*Material provided*:
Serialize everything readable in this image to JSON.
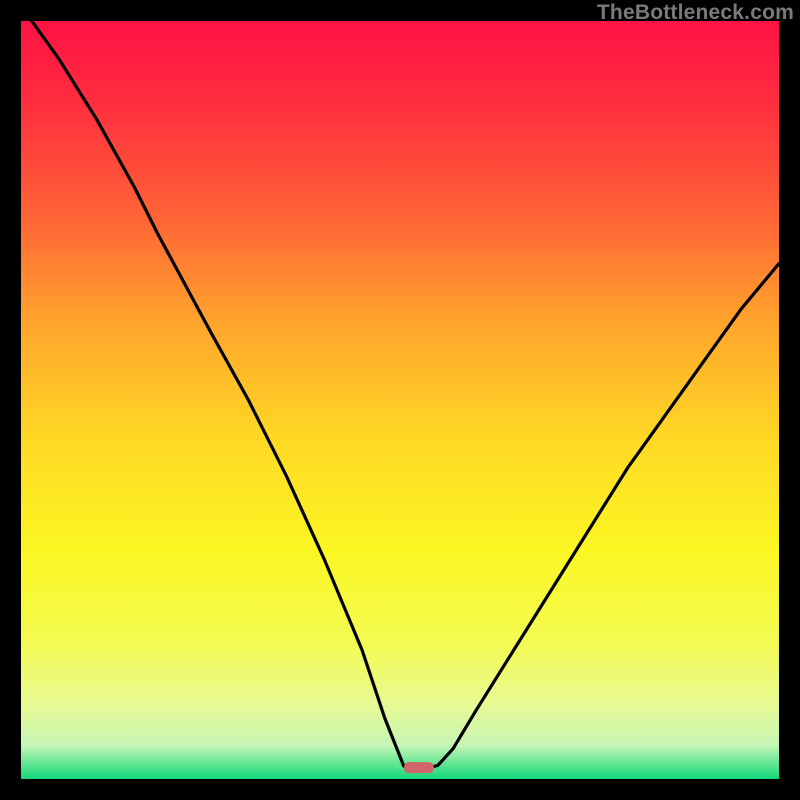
{
  "watermark": "TheBottleneck.com",
  "chart_data": {
    "type": "line",
    "title": "",
    "xlabel": "",
    "ylabel": "",
    "x_range": [
      0,
      100
    ],
    "y_range": [
      0,
      100
    ],
    "optimum_x": 53,
    "marker": {
      "x": 52.5,
      "y": 1.5,
      "color": "#d1646b"
    },
    "series": [
      {
        "name": "bottleneck-curve",
        "points": [
          {
            "x": 0,
            "y": 102
          },
          {
            "x": 5,
            "y": 95
          },
          {
            "x": 10,
            "y": 87
          },
          {
            "x": 15,
            "y": 78
          },
          {
            "x": 18,
            "y": 72
          },
          {
            "x": 25,
            "y": 59
          },
          {
            "x": 30,
            "y": 50
          },
          {
            "x": 35,
            "y": 40
          },
          {
            "x": 40,
            "y": 29
          },
          {
            "x": 45,
            "y": 17
          },
          {
            "x": 48,
            "y": 8
          },
          {
            "x": 50.5,
            "y": 1.7
          },
          {
            "x": 52,
            "y": 1.4
          },
          {
            "x": 53.5,
            "y": 1.4
          },
          {
            "x": 55,
            "y": 1.8
          },
          {
            "x": 57,
            "y": 4
          },
          {
            "x": 60,
            "y": 9
          },
          {
            "x": 65,
            "y": 17
          },
          {
            "x": 70,
            "y": 25
          },
          {
            "x": 75,
            "y": 33
          },
          {
            "x": 80,
            "y": 41
          },
          {
            "x": 85,
            "y": 48
          },
          {
            "x": 90,
            "y": 55
          },
          {
            "x": 95,
            "y": 62
          },
          {
            "x": 100,
            "y": 68
          }
        ]
      }
    ],
    "gradient_stops": [
      {
        "offset": 0.0,
        "color": "#ff1345"
      },
      {
        "offset": 0.1,
        "color": "#ff2b3f"
      },
      {
        "offset": 0.25,
        "color": "#ff6037"
      },
      {
        "offset": 0.4,
        "color": "#ffa52c"
      },
      {
        "offset": 0.55,
        "color": "#ffd824"
      },
      {
        "offset": 0.7,
        "color": "#fbf723"
      },
      {
        "offset": 0.82,
        "color": "#f3fb52"
      },
      {
        "offset": 0.9,
        "color": "#e8fa92"
      },
      {
        "offset": 0.955,
        "color": "#c7f6b6"
      },
      {
        "offset": 0.985,
        "color": "#4fe28c"
      },
      {
        "offset": 1.0,
        "color": "#11d77b"
      }
    ]
  }
}
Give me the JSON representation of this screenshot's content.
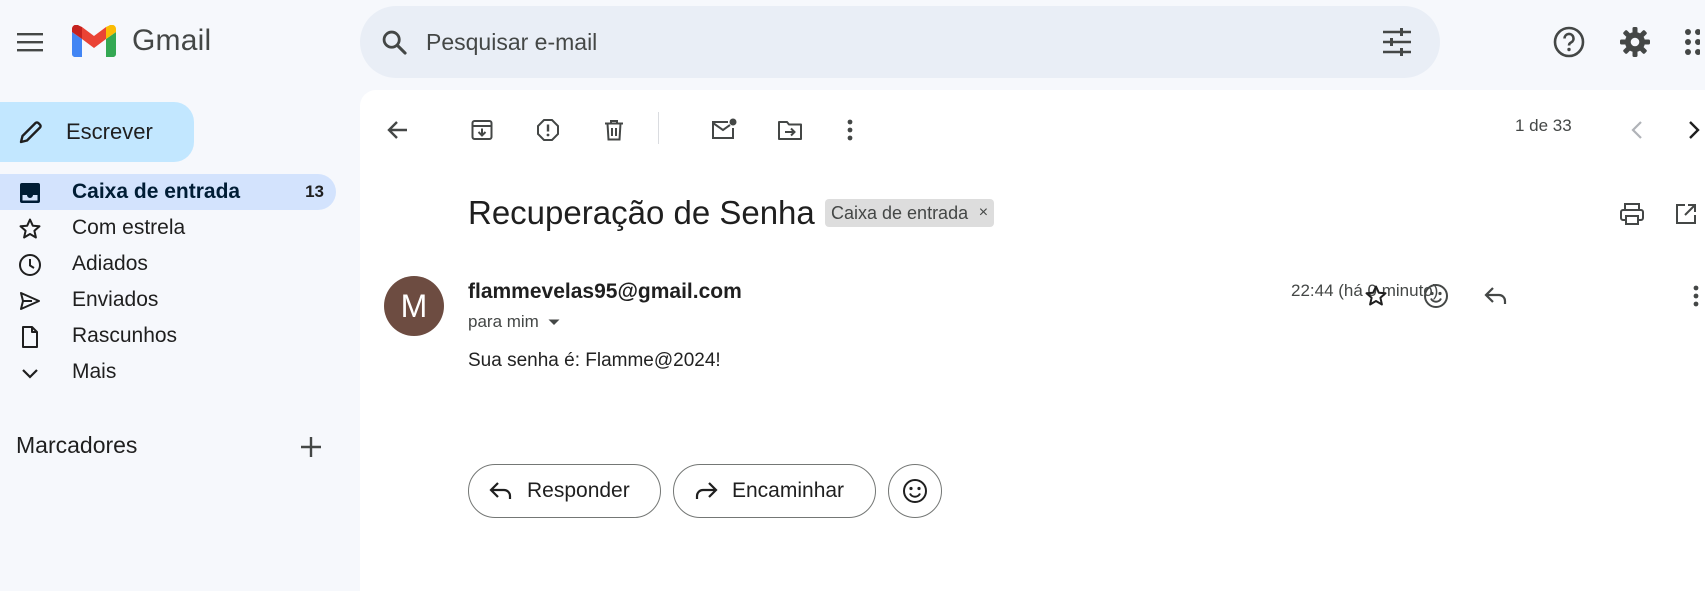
{
  "app": {
    "name": "Gmail",
    "search_placeholder": "Pesquisar e-mail"
  },
  "compose": {
    "label": "Escrever"
  },
  "sidebar": {
    "items": [
      {
        "label": "Caixa de entrada",
        "count": "13",
        "icon": "inbox-icon",
        "active": true
      },
      {
        "label": "Com estrela",
        "icon": "star-icon"
      },
      {
        "label": "Adiados",
        "icon": "clock-icon"
      },
      {
        "label": "Enviados",
        "icon": "send-icon"
      },
      {
        "label": "Rascunhos",
        "icon": "draft-icon"
      },
      {
        "label": "Mais",
        "icon": "chevron-down-icon"
      }
    ],
    "labels_heading": "Marcadores"
  },
  "toolbar": {
    "pager": "1 de 33"
  },
  "message": {
    "subject": "Recuperação de Senha",
    "label_chip": "Caixa de entrada",
    "chip_close": "×",
    "avatar_letter": "M",
    "avatar_color": "#6d4c41",
    "sender": "flammevelas95@gmail.com",
    "recipient": "para mim",
    "time": "22:44 (há 0 minuto)",
    "body": "Sua senha é: Flamme@2024!"
  },
  "actions": {
    "reply": "Responder",
    "forward": "Encaminhar"
  },
  "colors": {
    "background": "#f6f8fc",
    "compose": "#c2e7ff",
    "active_nav": "#d3e3fd",
    "search": "#e9eef6"
  }
}
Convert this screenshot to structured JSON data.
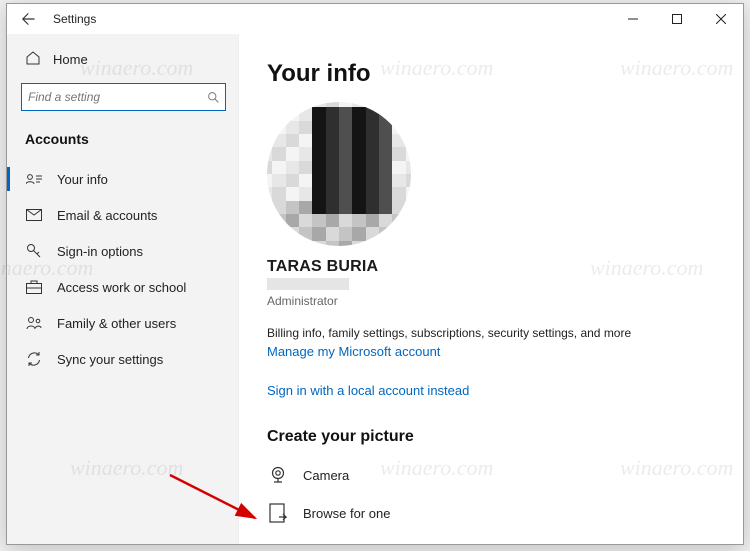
{
  "titlebar": {
    "title": "Settings"
  },
  "sidebar": {
    "home": "Home",
    "search_placeholder": "Find a setting",
    "section": "Accounts",
    "items": [
      {
        "label": "Your info"
      },
      {
        "label": "Email & accounts"
      },
      {
        "label": "Sign-in options"
      },
      {
        "label": "Access work or school"
      },
      {
        "label": "Family & other users"
      },
      {
        "label": "Sync your settings"
      }
    ]
  },
  "main": {
    "title": "Your info",
    "user_name": "TARAS BURIA",
    "user_role": "Administrator",
    "billing_text": "Billing info, family settings, subscriptions, security settings, and more",
    "manage_link": "Manage my Microsoft account",
    "local_link": "Sign in with a local account instead",
    "picture_heading": "Create your picture",
    "camera_label": "Camera",
    "browse_label": "Browse for one"
  },
  "watermark": "winaero.com"
}
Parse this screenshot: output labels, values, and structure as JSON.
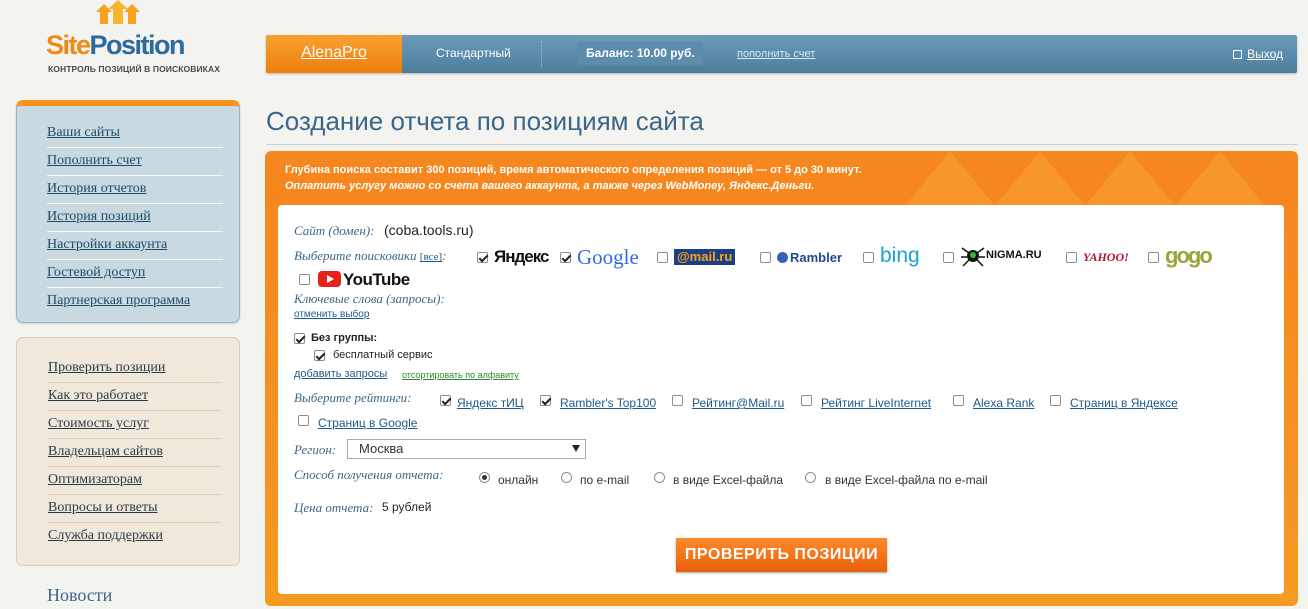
{
  "logo": {
    "brand_first": "Site",
    "brand_second": "Position",
    "tagline": "КОНТРОЛЬ ПОЗИЦИЙ В ПОИСКОВИКАХ"
  },
  "topbar": {
    "username": "AlenaPro",
    "plan": "Стандартный",
    "balance": "Баланс: 10.00 руб.",
    "topup": "пополнить счет",
    "logout": "Выход"
  },
  "sidebar": {
    "account_menu": [
      "Ваши сайты",
      "Пополнить счет",
      "История отчетов",
      "История позиций",
      "Настройки аккаунта",
      "Гостевой доступ",
      "Партнерская программа"
    ],
    "info_menu": [
      "Проверить позиции",
      "Как это работает",
      "Стоимость услуг",
      "Владельцам сайтов",
      "Оптимизаторам",
      "Вопросы и ответы",
      "Служба поддержки"
    ],
    "news": "Новости"
  },
  "main": {
    "title": "Создание отчета по позициям сайта",
    "note_line1": "Глубина поиска составит 300 позиций, время автоматического определения позиций — от 5 до 30 минут.",
    "note_line2": "Оплатить услугу можно со счета вашего аккаунта, а также через WebMoney, Яндекс.Деньги."
  },
  "form": {
    "site_label": "Сайт (домен):",
    "site_value": "(coba.tools.ru)",
    "engines_label": "Выберите поисковики",
    "engines_all": "[все]",
    "engines_colon": ":",
    "engines": [
      {
        "name": "Яндекс",
        "checked": true
      },
      {
        "name": "Google",
        "checked": true
      },
      {
        "name": "@mail.ru",
        "checked": false
      },
      {
        "name": "Rambler",
        "checked": false
      },
      {
        "name": "bing",
        "checked": false
      },
      {
        "name": "NIGMA.RU",
        "checked": false
      },
      {
        "name": "YAHOO!",
        "checked": false
      },
      {
        "name": "gogo",
        "checked": false
      },
      {
        "name": "YouTube",
        "checked": false
      }
    ],
    "keywords_label": "Ключевые слова (запросы):",
    "cancel_selection": "отменить выбор",
    "group_no_group": "Без группы:",
    "group_item": "бесплатный сервис",
    "add_queries": "добавить запросы",
    "sort_alpha": "отсортировать по алфавиту",
    "ratings_label": "Выберите рейтинги:",
    "ratings": [
      {
        "name": "Яндекс тИЦ",
        "checked": true
      },
      {
        "name": "Rambler's Top100",
        "checked": true
      },
      {
        "name": "Рейтинг@Mail.ru",
        "checked": false
      },
      {
        "name": "Рейтинг LiveInternet",
        "checked": false
      },
      {
        "name": "Alexa Rank",
        "checked": false
      },
      {
        "name": "Страниц в Яндексе",
        "checked": false
      },
      {
        "name": "Страниц в Google",
        "checked": false
      }
    ],
    "region_label": "Регион:",
    "region_value": "Москва",
    "delivery_label": "Способ получения отчета:",
    "delivery_options": [
      {
        "name": "онлайн",
        "selected": true
      },
      {
        "name": "по e-mail",
        "selected": false
      },
      {
        "name": "в виде Excel-файла",
        "selected": false
      },
      {
        "name": "в виде Excel-файла по e-mail",
        "selected": false
      }
    ],
    "price_label": "Цена отчета:",
    "price_value": "5 рублей",
    "submit": "ПРОВЕРИТЬ ПОЗИЦИИ"
  },
  "colors": {
    "accent_orange": "#f6871f",
    "header_blue": "#5a88a8",
    "title_blue": "#3c6688"
  }
}
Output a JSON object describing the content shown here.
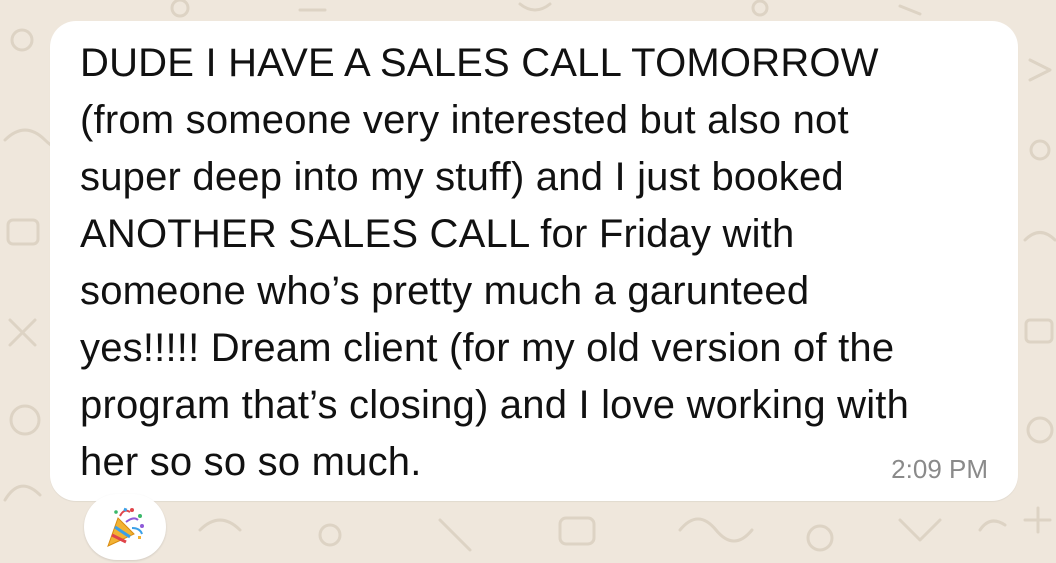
{
  "message": {
    "text": "DUDE I HAVE A SALES CALL TOMORROW\n(from someone very interested but also not\nsuper deep into my stuff) and I just booked\nANOTHER SALES CALL for Friday with\nsomeone who’s pretty much a garunteed\nyes!!!!! Dream client (for my old version of the\nprogram that’s closing) and I love working with\nher so so so much.",
    "timestamp": "2:09 PM",
    "bubble_color": "#ffffff"
  },
  "reaction": {
    "icon": "party-popper-icon"
  },
  "chat_background": "#efe7dc"
}
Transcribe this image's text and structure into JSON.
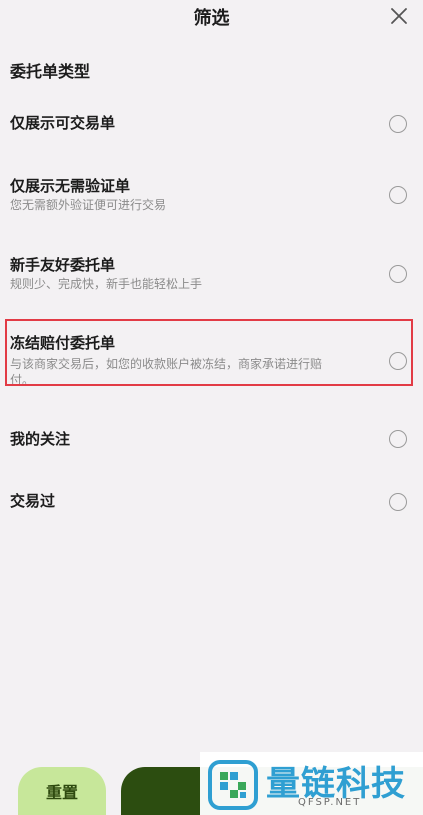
{
  "header": {
    "title": "筛选",
    "close_icon": "close-icon"
  },
  "section": {
    "title": "委托单类型"
  },
  "options": [
    {
      "title": "仅展示可交易单",
      "desc": "",
      "selected": false
    },
    {
      "title": "仅展示无需验证单",
      "desc": "您无需额外验证便可进行交易",
      "selected": false
    },
    {
      "title": "新手友好委托单",
      "desc": "规则少、完成快，新手也能轻松上手",
      "selected": false
    },
    {
      "title": "冻结赔付委托单",
      "desc": "与该商家交易后，如您的收款账户被冻结，商家承诺进行赔付。",
      "selected": false
    },
    {
      "title": "我的关注",
      "desc": "",
      "selected": false
    },
    {
      "title": "交易过",
      "desc": "",
      "selected": false
    }
  ],
  "footer": {
    "reset_label": "重置"
  },
  "watermark": {
    "text": "量链科技",
    "sub": "QFSP.NET"
  },
  "colors": {
    "background": "#f3f1f3",
    "accent_light": "#c7e79a",
    "accent_dark": "#2c4d10",
    "highlight": "#e23b45",
    "watermark": "#2f9fd2"
  }
}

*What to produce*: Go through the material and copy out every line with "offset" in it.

*Your response*:
        "offset": 0.0,
        "offset": 0.1,
        "offset": 0.25,
        "offset": 0.4,
        "offset": 0.55,
        "offset": 0.7,
        "offset": 0.82,
        "offset": 0.9,
        "offset": 0.955,
        "offset": 0.985,
        "offset": 1.0,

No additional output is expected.